## [Exercise]
Report each line of the listing that carries the word "number".

## [Source information]
::::::

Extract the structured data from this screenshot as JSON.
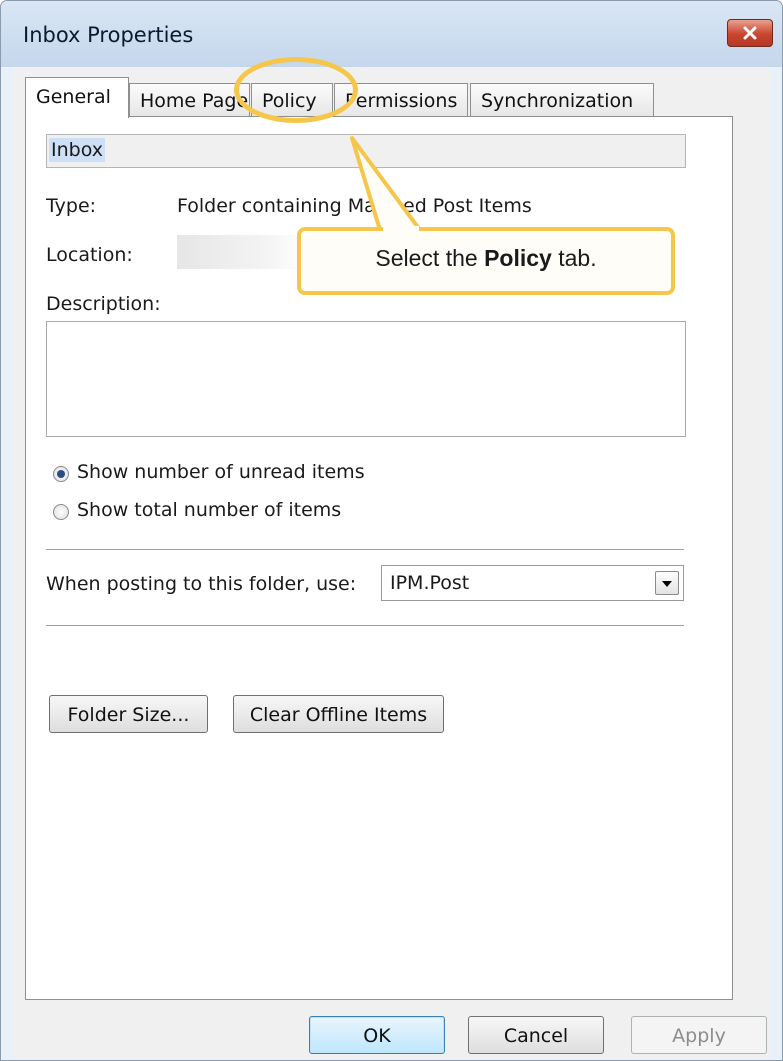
{
  "window": {
    "title": "Inbox Properties"
  },
  "tabs": [
    {
      "label": "General",
      "active": true
    },
    {
      "label": "Home Page"
    },
    {
      "label": "Policy"
    },
    {
      "label": "Permissions"
    },
    {
      "label": "Synchronization"
    }
  ],
  "general": {
    "folder_name": "Inbox",
    "type_label": "Type:",
    "type_value": "Folder containing Mail and Post Items",
    "type_value_visible_left": "Folder containing Ma",
    "type_value_visible_right": "ed Post Items",
    "location_label": "Location:",
    "description_label": "Description:",
    "description_value": "",
    "radio_unread_label": "Show number of unread items",
    "radio_total_label": "Show total number of items",
    "radio_selected": "unread",
    "posting_label": "When posting to this folder, use:",
    "posting_value": "IPM.Post",
    "folder_size_button": "Folder Size...",
    "clear_offline_button": "Clear Offline Items"
  },
  "footer": {
    "ok": "OK",
    "cancel": "Cancel",
    "apply": "Apply"
  },
  "callout": {
    "prefix": "Select the ",
    "emphasis": "Policy",
    "suffix": " tab."
  },
  "colors": {
    "highlight": "#f5c64a",
    "close_button": "#c9452e",
    "selection": "#cde0f7"
  }
}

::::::

## [Answer below]
    "radio_unread_label": "Show number of unread items",
    "radio_total_label": "Show total number of items",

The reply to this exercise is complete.